In the listing below, find every line containing "company" and copy it out.

## Excerpted records
§ §

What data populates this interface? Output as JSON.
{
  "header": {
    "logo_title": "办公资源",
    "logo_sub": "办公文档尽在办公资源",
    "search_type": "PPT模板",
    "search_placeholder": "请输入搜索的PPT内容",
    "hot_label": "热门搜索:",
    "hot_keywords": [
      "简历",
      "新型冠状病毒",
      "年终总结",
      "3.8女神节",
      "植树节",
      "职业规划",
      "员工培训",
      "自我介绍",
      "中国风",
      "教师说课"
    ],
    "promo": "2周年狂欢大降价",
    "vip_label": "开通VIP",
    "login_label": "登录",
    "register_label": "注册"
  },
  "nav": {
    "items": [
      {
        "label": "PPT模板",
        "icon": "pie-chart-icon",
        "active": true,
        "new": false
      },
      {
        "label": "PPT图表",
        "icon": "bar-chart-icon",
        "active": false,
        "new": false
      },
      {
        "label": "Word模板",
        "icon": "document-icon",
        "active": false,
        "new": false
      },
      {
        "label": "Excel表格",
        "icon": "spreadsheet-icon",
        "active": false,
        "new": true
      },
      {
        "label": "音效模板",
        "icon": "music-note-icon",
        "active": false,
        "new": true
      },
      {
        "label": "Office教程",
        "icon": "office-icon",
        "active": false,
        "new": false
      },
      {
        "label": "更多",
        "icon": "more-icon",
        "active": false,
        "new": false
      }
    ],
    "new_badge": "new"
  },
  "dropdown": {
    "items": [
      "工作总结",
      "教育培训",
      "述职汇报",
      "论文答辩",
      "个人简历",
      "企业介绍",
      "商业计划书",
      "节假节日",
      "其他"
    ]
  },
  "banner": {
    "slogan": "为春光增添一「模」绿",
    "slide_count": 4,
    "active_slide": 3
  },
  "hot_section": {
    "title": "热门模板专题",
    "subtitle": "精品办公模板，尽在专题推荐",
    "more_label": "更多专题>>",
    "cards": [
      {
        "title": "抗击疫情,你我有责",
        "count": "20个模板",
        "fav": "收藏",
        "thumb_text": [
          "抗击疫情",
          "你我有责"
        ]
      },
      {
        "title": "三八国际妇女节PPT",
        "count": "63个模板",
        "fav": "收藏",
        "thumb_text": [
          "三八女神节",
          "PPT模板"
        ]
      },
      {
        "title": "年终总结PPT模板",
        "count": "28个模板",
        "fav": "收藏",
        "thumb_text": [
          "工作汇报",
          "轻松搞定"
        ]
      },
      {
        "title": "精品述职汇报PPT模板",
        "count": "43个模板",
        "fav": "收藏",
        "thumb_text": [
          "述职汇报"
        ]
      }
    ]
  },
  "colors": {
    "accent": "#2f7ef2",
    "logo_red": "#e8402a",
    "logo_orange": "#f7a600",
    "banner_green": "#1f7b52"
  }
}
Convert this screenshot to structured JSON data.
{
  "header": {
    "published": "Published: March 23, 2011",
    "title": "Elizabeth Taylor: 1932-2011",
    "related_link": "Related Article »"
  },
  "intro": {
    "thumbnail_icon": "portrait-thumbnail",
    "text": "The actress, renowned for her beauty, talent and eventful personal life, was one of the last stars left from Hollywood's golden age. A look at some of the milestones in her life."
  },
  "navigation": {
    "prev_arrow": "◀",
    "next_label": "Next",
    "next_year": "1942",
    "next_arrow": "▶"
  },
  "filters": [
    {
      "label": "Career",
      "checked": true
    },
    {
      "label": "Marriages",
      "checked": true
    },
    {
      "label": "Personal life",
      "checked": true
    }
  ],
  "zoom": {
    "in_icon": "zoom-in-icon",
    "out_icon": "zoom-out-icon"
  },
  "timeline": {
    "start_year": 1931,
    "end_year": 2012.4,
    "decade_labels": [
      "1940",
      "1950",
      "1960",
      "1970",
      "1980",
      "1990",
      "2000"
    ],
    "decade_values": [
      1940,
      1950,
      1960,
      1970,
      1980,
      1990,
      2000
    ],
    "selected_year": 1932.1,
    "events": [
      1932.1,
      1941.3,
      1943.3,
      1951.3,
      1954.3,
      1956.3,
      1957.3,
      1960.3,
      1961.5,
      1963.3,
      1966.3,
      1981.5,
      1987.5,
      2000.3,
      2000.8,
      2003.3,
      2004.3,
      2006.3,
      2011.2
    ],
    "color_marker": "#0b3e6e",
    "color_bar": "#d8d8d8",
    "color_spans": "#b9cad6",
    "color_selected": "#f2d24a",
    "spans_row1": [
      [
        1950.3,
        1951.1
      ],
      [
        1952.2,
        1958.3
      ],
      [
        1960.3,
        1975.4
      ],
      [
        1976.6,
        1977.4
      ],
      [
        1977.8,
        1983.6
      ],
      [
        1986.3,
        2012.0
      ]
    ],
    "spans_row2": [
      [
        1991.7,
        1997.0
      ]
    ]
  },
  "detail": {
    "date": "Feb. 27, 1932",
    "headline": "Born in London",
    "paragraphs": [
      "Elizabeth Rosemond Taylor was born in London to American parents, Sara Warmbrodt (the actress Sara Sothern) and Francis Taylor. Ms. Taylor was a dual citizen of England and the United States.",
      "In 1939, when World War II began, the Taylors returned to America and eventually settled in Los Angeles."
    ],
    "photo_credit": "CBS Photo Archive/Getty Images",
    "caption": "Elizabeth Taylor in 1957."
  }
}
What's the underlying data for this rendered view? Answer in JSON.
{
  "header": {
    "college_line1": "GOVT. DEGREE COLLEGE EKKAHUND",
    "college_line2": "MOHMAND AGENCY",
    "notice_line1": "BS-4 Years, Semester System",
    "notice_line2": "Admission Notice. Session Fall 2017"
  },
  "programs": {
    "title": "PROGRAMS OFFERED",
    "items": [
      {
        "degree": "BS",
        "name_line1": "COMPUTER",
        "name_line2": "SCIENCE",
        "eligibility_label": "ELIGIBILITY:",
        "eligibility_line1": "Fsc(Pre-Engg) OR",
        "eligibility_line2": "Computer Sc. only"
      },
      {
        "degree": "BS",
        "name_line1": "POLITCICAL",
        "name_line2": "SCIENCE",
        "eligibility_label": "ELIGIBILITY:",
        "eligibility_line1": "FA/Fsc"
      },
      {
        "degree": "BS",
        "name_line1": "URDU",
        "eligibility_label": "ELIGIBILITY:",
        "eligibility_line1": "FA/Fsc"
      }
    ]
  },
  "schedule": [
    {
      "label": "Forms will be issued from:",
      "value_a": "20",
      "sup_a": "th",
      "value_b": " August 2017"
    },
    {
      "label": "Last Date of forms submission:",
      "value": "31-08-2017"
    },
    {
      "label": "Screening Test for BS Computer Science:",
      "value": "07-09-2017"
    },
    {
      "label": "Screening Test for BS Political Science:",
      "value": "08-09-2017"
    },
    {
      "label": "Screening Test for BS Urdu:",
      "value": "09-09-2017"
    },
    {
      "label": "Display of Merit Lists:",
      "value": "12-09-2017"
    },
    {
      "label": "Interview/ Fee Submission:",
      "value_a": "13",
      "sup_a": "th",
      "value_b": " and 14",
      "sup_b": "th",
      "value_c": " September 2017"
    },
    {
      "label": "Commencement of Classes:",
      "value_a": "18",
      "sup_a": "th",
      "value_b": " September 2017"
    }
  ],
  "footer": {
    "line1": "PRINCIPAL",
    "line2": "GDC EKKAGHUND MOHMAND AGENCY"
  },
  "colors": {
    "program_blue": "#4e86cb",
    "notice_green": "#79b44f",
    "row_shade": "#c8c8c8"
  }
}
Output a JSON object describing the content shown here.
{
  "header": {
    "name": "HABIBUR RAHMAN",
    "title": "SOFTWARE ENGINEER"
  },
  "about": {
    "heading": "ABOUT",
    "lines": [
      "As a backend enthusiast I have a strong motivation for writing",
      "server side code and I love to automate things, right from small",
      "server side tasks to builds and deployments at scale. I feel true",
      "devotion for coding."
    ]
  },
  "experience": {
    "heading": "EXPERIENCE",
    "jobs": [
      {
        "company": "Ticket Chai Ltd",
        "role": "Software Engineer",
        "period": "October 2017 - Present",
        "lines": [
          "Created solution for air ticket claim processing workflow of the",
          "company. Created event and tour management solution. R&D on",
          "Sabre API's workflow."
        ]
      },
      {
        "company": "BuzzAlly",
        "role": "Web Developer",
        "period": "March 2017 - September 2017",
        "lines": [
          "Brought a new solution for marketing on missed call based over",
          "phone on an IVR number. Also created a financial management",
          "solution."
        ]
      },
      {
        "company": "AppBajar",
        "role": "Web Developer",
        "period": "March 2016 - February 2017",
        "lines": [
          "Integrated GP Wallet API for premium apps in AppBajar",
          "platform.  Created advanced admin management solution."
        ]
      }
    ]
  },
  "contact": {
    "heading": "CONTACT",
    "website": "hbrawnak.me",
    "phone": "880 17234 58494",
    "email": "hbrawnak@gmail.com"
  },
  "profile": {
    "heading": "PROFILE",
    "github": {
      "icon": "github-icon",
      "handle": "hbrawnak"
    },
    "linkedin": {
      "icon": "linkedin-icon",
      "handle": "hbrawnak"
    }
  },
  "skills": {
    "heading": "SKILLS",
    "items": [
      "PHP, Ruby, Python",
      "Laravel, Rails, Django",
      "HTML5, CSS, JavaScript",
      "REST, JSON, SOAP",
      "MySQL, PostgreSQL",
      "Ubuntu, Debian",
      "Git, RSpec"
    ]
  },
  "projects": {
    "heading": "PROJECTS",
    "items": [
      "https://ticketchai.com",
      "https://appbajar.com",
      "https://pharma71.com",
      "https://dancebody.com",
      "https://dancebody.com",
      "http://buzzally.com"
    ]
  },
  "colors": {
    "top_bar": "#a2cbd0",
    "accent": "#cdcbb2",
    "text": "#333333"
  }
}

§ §

## Response to the exercise
        "company": "Ticket Chai Ltd",
          "company. Created event and tour management solution. R&D on",
        "company": "BuzzAlly",
        "company": "AppBajar",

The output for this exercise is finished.